The path zig-zags through tall grass and spent summer flowers, the milkweed pods bursting open to spread their seeds in the first passing wind, and one or two faded butterflies flitting about among the autumn asters.

 


The path gradually curves back towards the entrance to Crabtree. The observation platform that overlooked neighboring fields has gone but other than that there is very little that has changed.  The big difference now is that my best friend is no longer by my side to have a laugh or wonder at all the things that we have seen, like the time we turned and discovered a deer following close behind us down the path or coming across a huge snapping turtle lumbering back to the pond after laying her eggs or the time we found a nest of snakes among the fallen leaves.



Perhaps I’ll return to Crabtree one day but for now it was enough to have travelled down and become reacquainted with that once-familiar path.

For more on the Lens-Artists Photo Challenge, which was set for us this week by Tina Schell over at Travels & Trifles go to #12 – PATH

 

Lens-Artists Photo Challenge – Small is Beautiful

This week, Amy has chosen ‘Small is Beautiful’ as the topic for the Lens-Artists Photo Challenge.  I didn’t need to search the photo files for this one. The choice was obvious.

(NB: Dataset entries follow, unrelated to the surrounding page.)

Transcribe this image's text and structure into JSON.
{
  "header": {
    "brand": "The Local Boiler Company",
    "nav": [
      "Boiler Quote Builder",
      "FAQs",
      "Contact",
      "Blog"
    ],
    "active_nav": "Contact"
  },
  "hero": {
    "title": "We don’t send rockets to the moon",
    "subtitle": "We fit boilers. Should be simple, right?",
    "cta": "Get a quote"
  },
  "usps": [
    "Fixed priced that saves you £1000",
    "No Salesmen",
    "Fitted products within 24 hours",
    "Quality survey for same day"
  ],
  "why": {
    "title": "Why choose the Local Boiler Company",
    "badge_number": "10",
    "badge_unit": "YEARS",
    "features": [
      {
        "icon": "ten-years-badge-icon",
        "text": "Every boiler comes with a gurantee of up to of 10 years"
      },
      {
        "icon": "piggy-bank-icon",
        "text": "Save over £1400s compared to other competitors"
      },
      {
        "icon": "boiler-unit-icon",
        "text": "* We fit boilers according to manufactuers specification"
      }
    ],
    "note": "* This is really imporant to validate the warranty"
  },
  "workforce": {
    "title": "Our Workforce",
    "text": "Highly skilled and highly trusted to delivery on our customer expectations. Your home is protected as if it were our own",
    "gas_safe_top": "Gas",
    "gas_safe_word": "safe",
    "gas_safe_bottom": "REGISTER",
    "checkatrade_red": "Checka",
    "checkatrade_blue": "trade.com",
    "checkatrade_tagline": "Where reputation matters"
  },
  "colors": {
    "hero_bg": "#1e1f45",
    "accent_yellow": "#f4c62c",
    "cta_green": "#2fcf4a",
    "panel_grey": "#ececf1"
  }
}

Our youngest granddaughter, just a few days old, small and beautiful.  For more on this photo challenge go to #11: Small Is Beautiful.

Lens-Artists Photo Challenge – Farm Fences

In response to Ann-Christine’s topic of #10: Fences, this week’s Lens-Artists Photo Challenge, let me take you on a quick trip to Volkening Heritage Farm at Spring Valley Nature Center in Schaumburg.


Here, fences are not so much an intrusion as a picturesque part of the overall scene.  Many of them are weathered and some used only as a temporary measure but all of them seem to blend in with their surroundings.


Naturally, the animals on the farm play a large part in many of the fence images in my Spring Valley photo files.


And flowers play an important role in the pictures too, the fences sometimes appearing to be merely an adjunct to their cheerful color.

 

Whatever purpose the fences serve, they are nearly always a welcome addition to any image of Volkening Heritage Farm.


Lens-Artists Photo Challenge – Weird and Wonderful Water Lilies

The subject for the Lens-Artists Photo Challenge, set for us this week by Tina Schell, is Colorful and, following her example of introducing a little “fun and frivolity” into the mix, I decided to experiment with some pictures that I took recently at the Como Zoo and Conservatory in Saint Paul, Minnesota.



One of the reasons I started playing around with these images was the fact that, after looking at the many pictures of water lilies that I’ve amassed in the photo files over the years, they’ve all started to look very much the same.


For those of you who approve, I’ll try this ‘digital messing about’ again sometime with another subject. For those of you who don’t, I promise to try and restrain myself from getting too carried away with the experiment in the future.



For more on the Lens-Artists Photo Challenge go to #8: COLORFUL